AB - Macroscale white matter pathways are the infrastructure for large-scale communication in the human brain and a prerequisite for healthy brain function. Disruptions in the brain’s connectivity architecture play an important role in many psychiatric and neurological brain disorders. Here we show that connections important for global communication and network integration are particularly vulnerable to brain alterations across multiple brain disorders. We report on a cross-disorder connectome study comprising in total 1,033 patients and 1,154 matched controls across 8 psychiatric and 4 neurological disorders.

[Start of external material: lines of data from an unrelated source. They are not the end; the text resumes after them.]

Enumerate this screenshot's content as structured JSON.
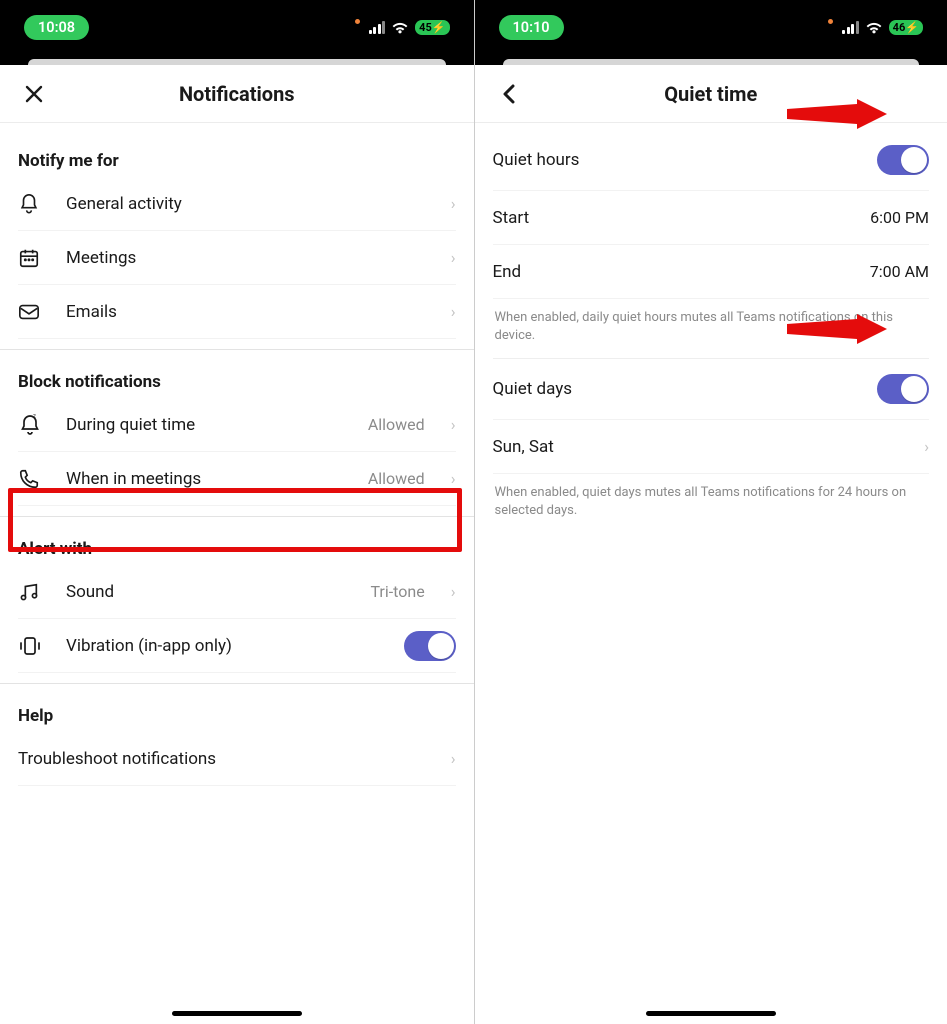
{
  "left": {
    "status": {
      "time": "10:08",
      "battery": "45"
    },
    "title": "Notifications",
    "s1": {
      "header": "Notify me for",
      "items": [
        {
          "label": "General activity",
          "icon": "bell-icon"
        },
        {
          "label": "Meetings",
          "icon": "calendar-icon"
        },
        {
          "label": "Emails",
          "icon": "mail-icon"
        }
      ]
    },
    "s2": {
      "header": "Block notifications",
      "items": [
        {
          "label": "During quiet time",
          "value": "Allowed",
          "icon": "quiet-bell-icon"
        },
        {
          "label": "When in meetings",
          "value": "Allowed",
          "icon": "phone-icon"
        }
      ]
    },
    "s3": {
      "header": "Alert with",
      "sound": {
        "label": "Sound",
        "value": "Tri-tone",
        "icon": "music-icon"
      },
      "vibration": {
        "label": "Vibration (in-app only)",
        "icon": "vibrate-icon"
      }
    },
    "s4": {
      "header": "Help",
      "item": {
        "label": "Troubleshoot notifications"
      }
    }
  },
  "right": {
    "status": {
      "time": "10:10",
      "battery": "46"
    },
    "title": "Quiet time",
    "quietHours": {
      "label": "Quiet hours",
      "startLabel": "Start",
      "startValue": "6:00 PM",
      "endLabel": "End",
      "endValue": "7:00 AM",
      "footer": "When enabled, daily quiet hours mutes all Teams notifications on this device."
    },
    "quietDays": {
      "label": "Quiet days",
      "daysValue": "Sun, Sat",
      "footer": "When enabled, quiet days mutes all Teams notifications for 24 hours on selected days."
    }
  }
}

We extracted disorder connectome fingerprints for each of these 12 disorders and combined them into a ‘cross-disorder disconnectivity involvement map’ describing the level of cross-disorder involvement of each white matter pathway of the human brain network. Network analysis revealed connections central to global network communication and integration to display high disturbance across disorders, suggesting a general cross-disorder involvement and the importance of these pathways in normal function.

UR - http://www.scopus.com/inward/record.url?scp=85070236674&partnerID=8YFLogxK

UR - http://www.scopus.com/inward/citedby.url?scp=85070236674&partnerID=8YFLogxK

U2 - 10.1038/s41562-019-0659-6

DO - 10.1038/s41562-019-0659-6

M3 - Article

JO - Nature Human Behaviour

JF - Nature Human Behaviour

SN - 2397-3374

ER -